**ABOUT THIS TASK:**
What is needed is every line of the material that contains "JSON".

━━━━━━━━━━━━━━━━━━━━

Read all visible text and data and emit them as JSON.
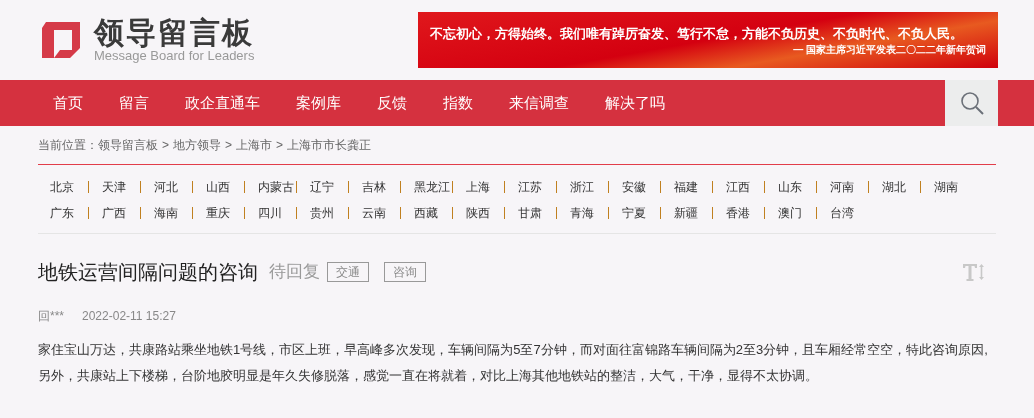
{
  "logo": {
    "title": "领导留言板",
    "subtitle": "Message Board for Leaders"
  },
  "banner": {
    "quote": "不忘初心，方得始终。我们唯有踔厉奋发、笃行不怠，方能不负历史、不负时代、不负人民。",
    "source": "— 国家主席习近平发表二〇二二年新年贺词"
  },
  "nav": [
    {
      "label": "首页"
    },
    {
      "label": "留言"
    },
    {
      "label": "政企直通车"
    },
    {
      "label": "案例库"
    },
    {
      "label": "反馈"
    },
    {
      "label": "指数"
    },
    {
      "label": "来信调查"
    },
    {
      "label": "解决了吗"
    }
  ],
  "breadcrumb": {
    "label": "当前位置：",
    "separator": ">",
    "items": [
      "领导留言板",
      "地方领导",
      "上海市",
      "上海市市长龚正"
    ]
  },
  "regions": [
    "北京",
    "天津",
    "河北",
    "山西",
    "内蒙古",
    "辽宁",
    "吉林",
    "黑龙江",
    "上海",
    "江苏",
    "浙江",
    "安徽",
    "福建",
    "江西",
    "山东",
    "河南",
    "湖北",
    "湖南",
    "广东",
    "广西",
    "海南",
    "重庆",
    "四川",
    "贵州",
    "云南",
    "西藏",
    "陕西",
    "甘肃",
    "青海",
    "宁夏",
    "新疆",
    "香港",
    "澳门",
    "台湾"
  ],
  "message": {
    "title": "地铁运营间隔问题的咨询",
    "status": "待回复",
    "tags": [
      "交通",
      "咨询"
    ],
    "author": "回***",
    "time": "2022-02-11 15:27",
    "body": "家住宝山万达，共康路站乘坐地铁1号线，市区上班，早高峰多次发现，车辆间隔为5至7分钟，而对面往富锦路车辆间隔为2至3分钟，且车厢经常空空，特此咨询原因, 另外，共康站上下楼梯，台阶地胶明显是年久失修脱落，感觉一直在将就着，对比上海其他地铁站的整洁，大气，干净，显得不太协调。"
  }
}
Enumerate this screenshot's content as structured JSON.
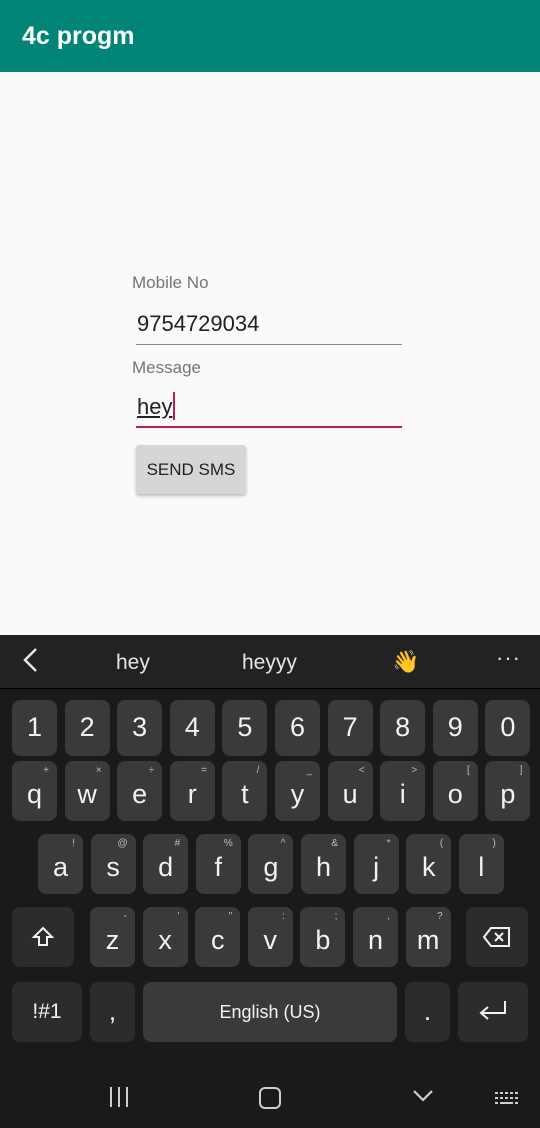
{
  "app": {
    "title": "4c progm"
  },
  "form": {
    "mobile_label": "Mobile No",
    "mobile_value": "9754729034",
    "message_label": "Message",
    "message_value": "hey",
    "send_label": "SEND SMS"
  },
  "keyboard": {
    "suggestions": [
      "hey",
      "heyyy"
    ],
    "suggestion_emoji": "👋",
    "more_icon": "···",
    "back_icon": "chevron-left-icon",
    "row_numbers": [
      "1",
      "2",
      "3",
      "4",
      "5",
      "6",
      "7",
      "8",
      "9",
      "0"
    ],
    "row_qwerty": [
      {
        "key": "q",
        "sub": "+"
      },
      {
        "key": "w",
        "sub": "×"
      },
      {
        "key": "e",
        "sub": "÷"
      },
      {
        "key": "r",
        "sub": "="
      },
      {
        "key": "t",
        "sub": "/"
      },
      {
        "key": "y",
        "sub": "_"
      },
      {
        "key": "u",
        "sub": "<"
      },
      {
        "key": "i",
        "sub": ">"
      },
      {
        "key": "o",
        "sub": "["
      },
      {
        "key": "p",
        "sub": "]"
      }
    ],
    "row_asdf": [
      {
        "key": "a",
        "sub": "!"
      },
      {
        "key": "s",
        "sub": "@"
      },
      {
        "key": "d",
        "sub": "#"
      },
      {
        "key": "f",
        "sub": "%"
      },
      {
        "key": "g",
        "sub": "^"
      },
      {
        "key": "h",
        "sub": "&"
      },
      {
        "key": "j",
        "sub": "*"
      },
      {
        "key": "k",
        "sub": "("
      },
      {
        "key": "l",
        "sub": ")"
      }
    ],
    "row_zxcv": [
      {
        "key": "z",
        "sub": "-"
      },
      {
        "key": "x",
        "sub": "'"
      },
      {
        "key": "c",
        "sub": "\""
      },
      {
        "key": "v",
        "sub": ":"
      },
      {
        "key": "b",
        "sub": ";"
      },
      {
        "key": "n",
        "sub": ","
      },
      {
        "key": "m",
        "sub": "?"
      }
    ],
    "symbols_label": "!#1",
    "comma_label": ",",
    "space_label": "English (US)",
    "period_label": ".",
    "shift_icon": "shift-icon",
    "backspace_icon": "backspace-icon",
    "enter_icon": "enter-icon"
  },
  "navbar": {
    "recents_icon": "recents-icon",
    "home_icon": "home-icon",
    "back_icon": "chevron-down-icon",
    "keyboard_icon": "keyboard-icon"
  }
}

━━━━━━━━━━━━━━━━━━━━

**RESULT OF THIS TASK:**
Read all visible text and data and emit them as JSON.
Enumerate this screenshot's content as structured JSON.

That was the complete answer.